There was a great movement of boats in the air this month. Two boats I built several years ago came up for sale. We brokered the deals to new owners and Cricket is on the road delivering them–and their trailers–as we speak. Glen Canyon has moved to Montana, and Rio Rojo is heading for Eugene. Peekaboo is going along for the ride.
Boxcar, my old San Juan punt, found a new owner as well–Tse Kooh Outfitters on the San Juan. Here is Dawn saying farewell.
With all the boat movement I thought it might be a cool time to put my silly little sailboat on the market. Blam. Gone.
It’s really great to see these boats heading to folks who’ll get them out of storage and onto the rivers where they belong.
I seem to have dodged a bullet this month–a scary knee flare-up had most of the medical folk fearing I was in for some long and scary knee surgery. I cancelled a lot of plans and braced for the worst. But I guess the knee got scared, because it decided to get better on its own. So now we are back to physical therapy to get both knees strong and limber once more. More medical stuff swirling about this month, but so far it all seems to be solving itself. Check out my cool inflatable pants at the PT shop.

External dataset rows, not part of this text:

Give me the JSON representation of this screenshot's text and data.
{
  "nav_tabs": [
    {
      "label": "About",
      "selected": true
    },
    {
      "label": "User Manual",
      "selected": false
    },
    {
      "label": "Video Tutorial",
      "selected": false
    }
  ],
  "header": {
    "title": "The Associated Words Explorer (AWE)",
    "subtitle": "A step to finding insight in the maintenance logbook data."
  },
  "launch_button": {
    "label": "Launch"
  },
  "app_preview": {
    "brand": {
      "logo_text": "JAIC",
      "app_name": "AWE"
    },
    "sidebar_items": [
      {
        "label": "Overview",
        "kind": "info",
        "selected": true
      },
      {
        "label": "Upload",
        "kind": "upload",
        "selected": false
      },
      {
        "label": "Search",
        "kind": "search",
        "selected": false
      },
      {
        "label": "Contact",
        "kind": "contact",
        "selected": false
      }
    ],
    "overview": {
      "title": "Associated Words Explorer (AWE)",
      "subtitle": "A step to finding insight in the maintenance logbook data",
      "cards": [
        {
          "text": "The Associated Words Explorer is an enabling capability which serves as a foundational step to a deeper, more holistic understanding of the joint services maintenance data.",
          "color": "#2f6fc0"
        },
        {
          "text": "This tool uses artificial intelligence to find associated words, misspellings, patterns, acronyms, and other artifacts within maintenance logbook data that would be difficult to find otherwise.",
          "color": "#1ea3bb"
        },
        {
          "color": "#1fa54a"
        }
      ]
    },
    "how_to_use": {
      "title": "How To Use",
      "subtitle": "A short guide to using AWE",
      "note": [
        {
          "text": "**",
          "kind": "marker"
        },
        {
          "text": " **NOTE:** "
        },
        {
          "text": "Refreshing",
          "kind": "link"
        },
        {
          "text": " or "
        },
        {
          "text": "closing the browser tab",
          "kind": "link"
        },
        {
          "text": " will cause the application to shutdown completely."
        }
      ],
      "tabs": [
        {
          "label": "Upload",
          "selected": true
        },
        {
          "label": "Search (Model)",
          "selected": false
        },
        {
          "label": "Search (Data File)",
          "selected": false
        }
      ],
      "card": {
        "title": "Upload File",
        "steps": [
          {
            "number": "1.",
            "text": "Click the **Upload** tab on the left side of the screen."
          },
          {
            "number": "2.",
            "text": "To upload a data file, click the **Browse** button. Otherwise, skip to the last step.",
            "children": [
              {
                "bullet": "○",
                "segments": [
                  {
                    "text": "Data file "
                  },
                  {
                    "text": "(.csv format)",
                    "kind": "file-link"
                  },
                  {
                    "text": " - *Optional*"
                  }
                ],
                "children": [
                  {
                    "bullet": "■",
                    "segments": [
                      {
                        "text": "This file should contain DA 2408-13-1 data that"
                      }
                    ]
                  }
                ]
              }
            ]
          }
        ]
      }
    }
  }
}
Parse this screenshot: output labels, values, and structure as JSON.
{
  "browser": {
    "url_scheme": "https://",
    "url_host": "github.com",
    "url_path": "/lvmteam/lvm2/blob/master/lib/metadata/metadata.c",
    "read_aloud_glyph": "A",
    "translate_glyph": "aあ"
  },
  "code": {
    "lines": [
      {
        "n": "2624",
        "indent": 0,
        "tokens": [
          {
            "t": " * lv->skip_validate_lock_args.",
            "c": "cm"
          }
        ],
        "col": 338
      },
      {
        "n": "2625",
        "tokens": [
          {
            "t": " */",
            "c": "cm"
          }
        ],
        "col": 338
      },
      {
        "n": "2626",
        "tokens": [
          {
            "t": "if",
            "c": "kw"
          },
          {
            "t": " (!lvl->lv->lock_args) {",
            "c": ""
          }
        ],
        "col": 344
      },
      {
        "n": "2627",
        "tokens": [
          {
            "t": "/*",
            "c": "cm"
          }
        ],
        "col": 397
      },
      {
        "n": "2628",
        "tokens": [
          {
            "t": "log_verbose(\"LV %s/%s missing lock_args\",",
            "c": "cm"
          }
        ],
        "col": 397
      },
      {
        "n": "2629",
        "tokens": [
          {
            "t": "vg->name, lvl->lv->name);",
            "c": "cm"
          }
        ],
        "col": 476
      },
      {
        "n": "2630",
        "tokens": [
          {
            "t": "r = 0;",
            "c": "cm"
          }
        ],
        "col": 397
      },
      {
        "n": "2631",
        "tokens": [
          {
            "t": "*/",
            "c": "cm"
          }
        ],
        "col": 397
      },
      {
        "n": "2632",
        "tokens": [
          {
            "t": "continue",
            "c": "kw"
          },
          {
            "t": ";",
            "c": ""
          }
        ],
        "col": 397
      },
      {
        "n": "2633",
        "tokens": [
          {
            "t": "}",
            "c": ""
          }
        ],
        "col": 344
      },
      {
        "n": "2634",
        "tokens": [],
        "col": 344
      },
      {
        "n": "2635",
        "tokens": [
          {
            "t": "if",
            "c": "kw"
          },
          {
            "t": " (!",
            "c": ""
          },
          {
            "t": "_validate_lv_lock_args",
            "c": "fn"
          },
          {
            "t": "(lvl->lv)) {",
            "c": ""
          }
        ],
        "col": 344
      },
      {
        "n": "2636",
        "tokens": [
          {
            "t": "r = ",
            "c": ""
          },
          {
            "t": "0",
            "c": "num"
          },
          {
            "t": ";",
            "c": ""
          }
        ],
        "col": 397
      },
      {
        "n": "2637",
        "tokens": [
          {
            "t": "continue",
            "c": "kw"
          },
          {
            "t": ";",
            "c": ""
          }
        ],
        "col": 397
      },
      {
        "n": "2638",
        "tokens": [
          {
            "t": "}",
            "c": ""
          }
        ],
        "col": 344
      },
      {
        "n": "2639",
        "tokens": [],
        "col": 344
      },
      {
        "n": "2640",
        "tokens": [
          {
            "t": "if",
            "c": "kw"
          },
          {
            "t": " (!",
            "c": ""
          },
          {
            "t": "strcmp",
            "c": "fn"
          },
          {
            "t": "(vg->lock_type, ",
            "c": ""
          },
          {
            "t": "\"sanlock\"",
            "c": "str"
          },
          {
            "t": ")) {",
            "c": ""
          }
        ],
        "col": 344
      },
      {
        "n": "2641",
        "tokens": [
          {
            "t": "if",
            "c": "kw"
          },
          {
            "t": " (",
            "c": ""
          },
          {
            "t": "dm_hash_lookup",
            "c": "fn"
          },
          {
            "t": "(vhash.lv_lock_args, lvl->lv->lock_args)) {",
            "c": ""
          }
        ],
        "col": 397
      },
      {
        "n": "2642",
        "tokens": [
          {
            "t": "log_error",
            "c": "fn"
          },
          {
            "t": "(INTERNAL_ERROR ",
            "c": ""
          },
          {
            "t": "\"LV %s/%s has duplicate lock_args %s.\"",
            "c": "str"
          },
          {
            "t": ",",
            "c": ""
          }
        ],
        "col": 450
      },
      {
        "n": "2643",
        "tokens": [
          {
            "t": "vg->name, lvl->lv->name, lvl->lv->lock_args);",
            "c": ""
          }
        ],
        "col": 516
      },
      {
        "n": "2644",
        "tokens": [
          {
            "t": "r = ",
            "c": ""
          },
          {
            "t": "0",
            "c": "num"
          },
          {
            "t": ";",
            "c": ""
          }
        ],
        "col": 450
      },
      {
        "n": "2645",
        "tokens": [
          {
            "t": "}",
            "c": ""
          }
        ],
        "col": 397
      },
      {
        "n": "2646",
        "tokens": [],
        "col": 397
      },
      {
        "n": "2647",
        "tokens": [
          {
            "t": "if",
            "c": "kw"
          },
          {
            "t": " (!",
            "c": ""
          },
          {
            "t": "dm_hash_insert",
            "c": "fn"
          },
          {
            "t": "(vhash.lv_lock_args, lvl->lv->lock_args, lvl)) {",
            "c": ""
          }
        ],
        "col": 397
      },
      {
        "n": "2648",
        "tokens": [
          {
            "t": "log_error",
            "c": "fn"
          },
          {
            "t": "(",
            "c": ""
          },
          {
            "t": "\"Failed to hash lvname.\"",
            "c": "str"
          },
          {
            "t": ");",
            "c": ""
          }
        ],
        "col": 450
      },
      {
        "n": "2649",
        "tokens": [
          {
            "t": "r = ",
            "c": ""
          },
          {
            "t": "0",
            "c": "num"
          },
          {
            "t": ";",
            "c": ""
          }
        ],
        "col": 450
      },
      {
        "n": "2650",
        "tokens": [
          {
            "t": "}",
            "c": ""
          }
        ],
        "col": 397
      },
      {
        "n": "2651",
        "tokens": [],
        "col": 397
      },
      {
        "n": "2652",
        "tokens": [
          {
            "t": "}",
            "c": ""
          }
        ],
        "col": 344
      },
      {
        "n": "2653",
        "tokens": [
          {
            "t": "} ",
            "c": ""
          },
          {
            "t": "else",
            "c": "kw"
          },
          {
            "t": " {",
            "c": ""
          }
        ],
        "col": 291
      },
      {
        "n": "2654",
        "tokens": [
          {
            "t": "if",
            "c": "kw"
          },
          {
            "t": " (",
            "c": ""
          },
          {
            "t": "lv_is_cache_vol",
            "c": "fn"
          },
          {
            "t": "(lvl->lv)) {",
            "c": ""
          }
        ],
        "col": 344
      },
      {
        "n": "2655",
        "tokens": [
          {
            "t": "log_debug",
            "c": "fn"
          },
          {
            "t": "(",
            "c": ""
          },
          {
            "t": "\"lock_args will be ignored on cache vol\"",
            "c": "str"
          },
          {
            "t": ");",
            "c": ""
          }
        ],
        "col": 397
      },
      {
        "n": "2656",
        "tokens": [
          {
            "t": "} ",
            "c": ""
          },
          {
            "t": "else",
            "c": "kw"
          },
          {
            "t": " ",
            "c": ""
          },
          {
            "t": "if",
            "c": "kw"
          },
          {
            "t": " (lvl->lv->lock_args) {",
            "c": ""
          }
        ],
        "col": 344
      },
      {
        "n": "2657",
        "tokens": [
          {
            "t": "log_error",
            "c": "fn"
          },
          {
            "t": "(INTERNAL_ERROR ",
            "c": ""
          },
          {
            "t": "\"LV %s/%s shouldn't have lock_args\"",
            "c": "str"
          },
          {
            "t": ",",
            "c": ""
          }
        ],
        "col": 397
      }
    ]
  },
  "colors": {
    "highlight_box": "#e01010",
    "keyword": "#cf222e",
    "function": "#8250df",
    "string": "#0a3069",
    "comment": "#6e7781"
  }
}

Vladimir came by and we built a Viking Funeral raft for his Granddad’s ashes. VK the First designed many seminal rafts in his day, and this one is his Avon Spirit. The frame is one of his fiberglass inventions which wasn’t quite as awesome as the boats. But hey.
When there’s a sign-painter on the premises. you gotta paint signs.
Lots of oarmaking and oar leathering for the Doryaks this month as well. Here’s James out at Galaxy Sales cutting oarstop leather for us with his fancy leather cutting gizmo.
Some of the leather gets turned into patterns for boat parts.
And cast into bronze. Hot stinky fiery bronze casting–always a fun way to spend the day. And the best breastplate ever.
Custom washers for the Jaguar.
The Jaguar, by the way, is coming along nicely, although life keeps getting in the way of our normal frenetic speed. But we’re still ahead of schedule to be ready for Jag’s first Grand Canyon trip in three weeks. Woot woot!
Even though I am not a real fiberglass guy or surfboard repairman, odd things come by that I occasionally decide to try and deal with. Like this snapped-in-two paddleboard. Damn, that’s really screwed up.
But splint it straight, then go with a bit of epoxy in the broken styrofoam, a bit of filler, and a styrofoam patch should get us back in business pretty quickly, right? One step forward.
Um, not if you use fast epoxy and it gets all hot and melts the guts out of the board. Damn. Two steps back.
Okay, cut a way bigger styrofoam patch, then glue and fill with something that doesn’t get hot.
Way mo better. Trim and sand.
Then glass it with ever-so-slow-kick resin.
Fill and sand.
Paint it, send it home, and put a “closed forever” sign on Fretwater Surfboard Repairs.